Eye Tracking Terms to Know, Part Two
Eye-tracking technology today is more widely accessible and applicable than ever, with opportunities in industries from neuromarketing to healthcare. Gazepoint strives to push the boundaries and inspire discoveries by offering our research-grade visual tracking equipment at affordable prices. We also do our best to provide the resources you need to make the most of your equipment, with comprehensive tutorials and articles like this one.
In this two-part series, we are discussing a few common terms you’ll find in the field of visual tracking research. Part one included many of the basics, including the definition of the gaze point, the most basic unit of measurement used in eye tracking. If you have not read that article, we highly encourage you to review it before continuing, because we use a few of those terms in today’s post! When you’re ready, continue on to learn about a few more important vocabulary words in the world of visual tracking.
In our previous article, we discussed many terms that referred to the data collected about the study participant’s gaze. A heat map is one way to interpret that data for the benefit of the researcher.
A heat map is a tool used to help visualize a participant’s fixations over time. Similar to what you see when the meteorologist predicts rain or snow on a map, a color gradient is used to represent a series of gaze points recorded by the eye tracker. These data points are superimposed over the image or video the user was looking at during data collection, and a higher number of fixations typically translates into warmer colors.
Heat maps can help you quickly understand what elements of a stimulus best attract attention or hold interest. They can also be used to compare and contrast data collected from a range of participants, so you can see how different populations reacted differently to the stimulus.

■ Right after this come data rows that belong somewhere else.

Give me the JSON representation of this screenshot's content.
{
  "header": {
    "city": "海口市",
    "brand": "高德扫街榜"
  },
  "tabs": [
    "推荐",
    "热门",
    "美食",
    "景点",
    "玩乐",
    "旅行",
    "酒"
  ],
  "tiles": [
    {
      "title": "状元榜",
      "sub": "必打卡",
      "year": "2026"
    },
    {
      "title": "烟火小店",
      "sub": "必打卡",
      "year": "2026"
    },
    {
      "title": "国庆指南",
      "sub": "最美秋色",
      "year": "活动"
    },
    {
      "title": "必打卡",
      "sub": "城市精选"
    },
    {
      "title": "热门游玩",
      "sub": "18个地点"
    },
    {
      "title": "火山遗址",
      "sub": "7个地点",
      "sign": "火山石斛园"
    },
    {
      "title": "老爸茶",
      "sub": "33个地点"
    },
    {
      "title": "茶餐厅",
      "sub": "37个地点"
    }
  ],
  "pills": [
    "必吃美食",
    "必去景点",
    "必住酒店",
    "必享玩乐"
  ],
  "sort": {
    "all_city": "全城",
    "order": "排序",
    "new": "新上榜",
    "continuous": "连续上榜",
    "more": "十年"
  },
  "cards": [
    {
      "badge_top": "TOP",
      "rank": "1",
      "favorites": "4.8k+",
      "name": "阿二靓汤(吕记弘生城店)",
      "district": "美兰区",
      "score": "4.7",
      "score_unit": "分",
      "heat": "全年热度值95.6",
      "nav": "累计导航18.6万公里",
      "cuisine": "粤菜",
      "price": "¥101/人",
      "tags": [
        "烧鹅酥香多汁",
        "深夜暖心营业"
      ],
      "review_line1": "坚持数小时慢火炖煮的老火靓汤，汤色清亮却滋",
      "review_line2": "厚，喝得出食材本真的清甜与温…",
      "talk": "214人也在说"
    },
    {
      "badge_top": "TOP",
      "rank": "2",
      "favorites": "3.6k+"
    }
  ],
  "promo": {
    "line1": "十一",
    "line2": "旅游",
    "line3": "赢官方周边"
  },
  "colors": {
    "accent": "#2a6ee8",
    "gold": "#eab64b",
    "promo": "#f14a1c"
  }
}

An AOI is an “area of interest.” Rather than being a metric in of itself, an AOI defines a specific region within the displayed stimulus in which metrics will be recorded. For example, in a video where an actor is speaking to the camera, you can define the actor’s face as an AOI and track data relevant to that region.
An AOI helps you collect targeted information on how long it took a user to look at that specific region, how much time they spent looking at that region, and more. One common application is using AOIs to evaluate the performance of different areas of an image or video. You can compare the metrics collected in each region to see which one was prioritized by the user, held their interest, and so on.
TTFF stands for “time to first fixation.” This is the period of time between the stimulus onset and when a certain AOI is first seen by the user. TTFF can give you information on how different points of interest are prioritized by the participant, helping you better design and plan for the user experience. It can indicate either bottom-up stimulus-driven searches, like an attention-grabbing header, or top-down attention-driven searches, where participants are actively looking for specific elements in an image or webpage.
Learn More With Gazepoint
There are many different terms used in the world of visual tracking, but the words we’ve defined in this two-part series are among the first you’ll come across. We hope that we’ve given you an effective introduction into the vocabulary surrounding eye tracking, and if you need further information, check out our support page or contact the Gazepoint team. Order your eye-tracking hardware and software package today, and receive a free copy of our e-book “Eye Tracking the User Experience” to learn more!